To say that “cults are bad” is rather like saying “television is bad.” I think you have to be somewhat more discriminating and say that BAD cults are bad (just as BAD television is bad). The media love “bad cult” stories, because they can always let themselves go to town on them without fear of reprisal. The first thing a news editor does with any kind of cult story is to send reporters out looking for disaffected members who will dish some dirt on the cult. Not surprisingly they generally find someone who will make any accusation you want to hear. Are cult members locked up? Sure. Tortured? You bet! Child abuse? Nonstop!! Even Janet Reno trotted out her innuendos about child abuse once it was decided to destroy the Branch Davidian at Waco (where not a single person had ever been charged with a single crime). After the siege began there, members who had been away from the compound, far from seizing this opportunity to “escape,” actually snuck back INTO the compound, where our noble guardians of public morals ultimately turned them into charred corpses.

Some marriage partners turn out to be abusive, but this doesn’t make sense as an argument against marriage. Some cults turn out to be bad for their members, but this doesn’t make sense as an argument against cults.

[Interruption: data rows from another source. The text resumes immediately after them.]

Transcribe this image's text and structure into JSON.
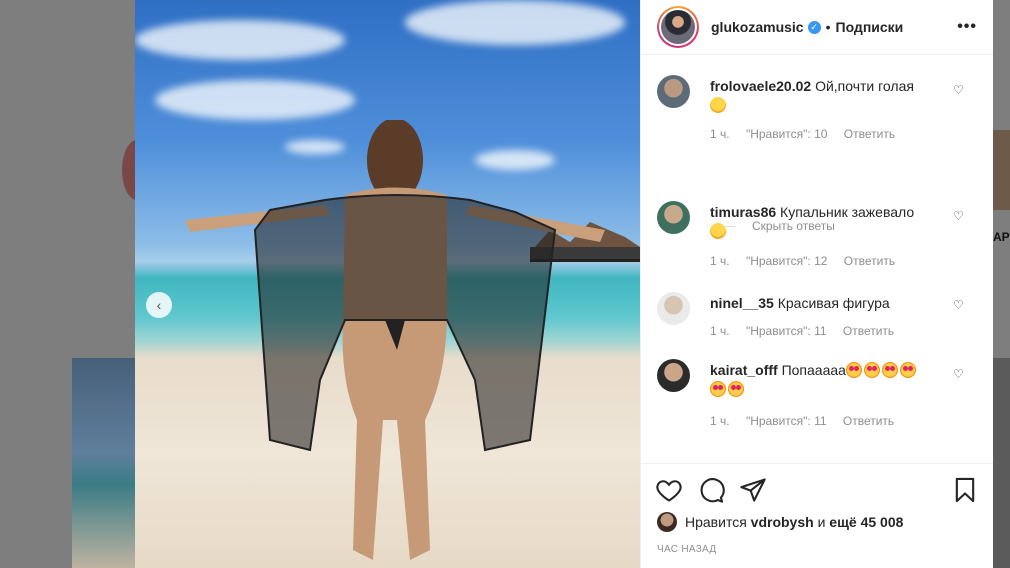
{
  "post": {
    "username": "glukozamusic",
    "separator": "•",
    "follow_label": "Подписки",
    "more_label": "•••",
    "verified_mark": "✓"
  },
  "comments": [
    {
      "user": "frolovaele20.02",
      "text": "Ой,почти голая",
      "time": "1 ч.",
      "likes": "\"Нравится\": 10",
      "reply": "Ответить"
    },
    {
      "user": "timuras86",
      "text": "Купальник зажевало",
      "time": "1 ч.",
      "likes": "\"Нравится\": 12",
      "reply": "Ответить"
    },
    {
      "user": "ninel__35",
      "text": "Красивая фигура",
      "time": "1 ч.",
      "likes": "\"Нравится\": 11",
      "reply": "Ответить"
    },
    {
      "user": "kairat_offf",
      "text": "Попааааа",
      "time": "1 ч.",
      "likes": "\"Нравится\": 11",
      "reply": "Ответить"
    }
  ],
  "hide_replies": "Скрыть ответы",
  "likes": {
    "prefix": "Нравится",
    "user": "vdrobysh",
    "middle": "и",
    "count": "ещё 45 008"
  },
  "timestamp": "ЧАС НАЗАД",
  "bg_text": "APz",
  "icons": {
    "prev": "chevron-left-icon",
    "heart": "heart-icon",
    "comment": "comment-icon",
    "share": "share-icon",
    "save": "bookmark-icon"
  },
  "colors": {
    "verified": "#3897f0",
    "text": "#262626",
    "secondary": "#8e8e8e"
  }
}
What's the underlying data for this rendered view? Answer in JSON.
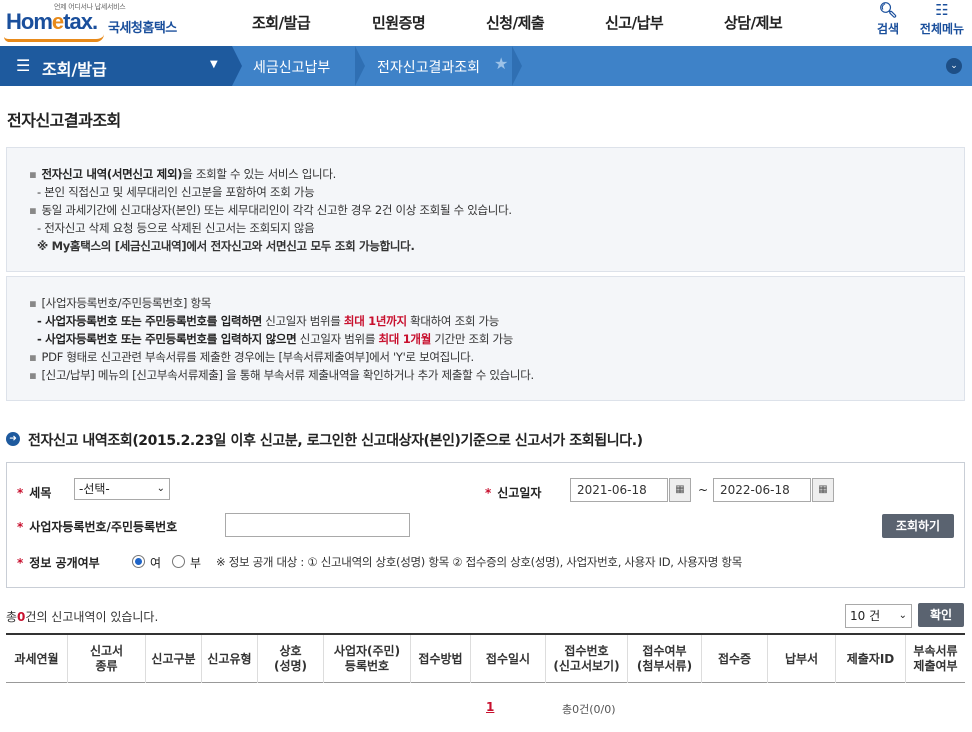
{
  "header": {
    "logo_tiny": "언제 어디서나 납세서비스",
    "logo_home_a": "Hom",
    "logo_home_e": "e",
    "logo_home_b": "tax.",
    "logo_name": "국세청홈택스",
    "menu": [
      "조회/발급",
      "민원증명",
      "신청/제출",
      "신고/납부",
      "상담/제보"
    ],
    "search_label": "검색",
    "allmenu_label": "전체메뉴"
  },
  "nav": {
    "menu_title": "조회/발급",
    "crumb1": "세금신고납부",
    "crumb2": "전자신고결과조회"
  },
  "page_title": "전자신고결과조회",
  "info1": {
    "l1_bold": "전자신고 내역(서면신고 제외)",
    "l1_rest": "을 조회할 수 있는 서비스 입니다.",
    "l2": "- 본인 직접신고 및 세무대리인 신고분을 포함하여 조회 가능",
    "l3": "동일 과세기간에 신고대상자(본인) 또는 세무대리인이 각각 신고한 경우 2건 이상 조회될 수 있습니다.",
    "l4": "- 전자신고 삭제 요청 등으로 삭제된 신고서는 조회되지 않음",
    "l5": "※ My홈택스의 [세금신고내역]에서 전자신고와 서면신고 모두 조회 가능합니다."
  },
  "info2": {
    "l1": "[사업자등록번호/주민등록번호] 항목",
    "l2_bold": "- 사업자등록번호 또는 주민등록번호를 입력하면",
    "l2_mid": " 신고일자 범위를 ",
    "l2_red": "최대 1년까지",
    "l2_end": " 확대하여 조회 가능",
    "l3_bold": "- 사업자등록번호 또는 주민등록번호를 입력하지 않으면",
    "l3_mid": " 신고일자 범위를 ",
    "l3_red": "최대 1개월",
    "l3_end": " 기간만 조회 가능",
    "l4": "PDF 형태로 신고관련 부속서류를 제출한 경우에는 [부속서류제출여부]에서 'Y'로 보여집니다.",
    "l5": "[신고/납부] 메뉴의 [신고부속서류제출] 을 통해 부속서류 제출내역을 확인하거나 추가 제출할 수 있습니다."
  },
  "section_heading": "전자신고 내역조회(2015.2.23일 이후 신고분, 로그인한  신고대상자(본인)기준으로  신고서가 조회됩니다.)",
  "form": {
    "tax_label": "세목",
    "tax_value": "-선택-",
    "date_label": "신고일자",
    "date_from": "2021-06-18",
    "date_sep": "~",
    "date_to": "2022-06-18",
    "bizno_label": "사업자등록번호/주민등록번호",
    "bizno_value": "",
    "search_btn": "조회하기",
    "public_label": "정보 공개여부",
    "radio_yes": "여",
    "radio_no": "부",
    "public_note": "※ 정보 공개 대상 : ① 신고내역의 상호(성명) 항목 ② 접수증의 상호(성명), 사업자번호, 사용자 ID, 사용자명 항목"
  },
  "result": {
    "count_pre": "총",
    "count_n": "0",
    "count_post": "건의 신고내역이 있습니다.",
    "page_size": "10 건",
    "confirm_btn": "확인"
  },
  "table": {
    "headers": [
      "과세연월",
      "신고서\n종류",
      "신고구분",
      "신고유형",
      "상호\n(성명)",
      "사업자(주민)\n등록번호",
      "접수방법",
      "접수일시",
      "접수번호\n(신고서보기)",
      "접수여부\n(첨부서류)",
      "접수증",
      "납부서",
      "제출자ID",
      "부속서류\n제출여부"
    ]
  },
  "pager": {
    "page": "1",
    "total": "총0건(0/0)"
  },
  "colors": {
    "nav_blue": "#3e82c8",
    "nav_dark": "#1e5a9e",
    "accent_red": "#c8102e"
  }
}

The American Heritage Dictionary defines a cult as “A religion or religious sect generally considered to be extremist or false, with its followers often living in an unconventional manner under the guidance of an authoritarian, charismatic leader.” Does the fact that it’s”generally considered” to be extremist or false mean that people shouldn’t be allowed to belong to it? In the Roman world, Christianity was considered “extremist and false.” Is living in “an unconventional manner” something to be outlawed? Is there something wrong with following an “authoritarian, charismatic leader”? Moses, Jesus, and Muhammad were all “authoritarian, charismatic” leaders.

ID: 398
posted: 01 May 1999
updated: 02 May 1999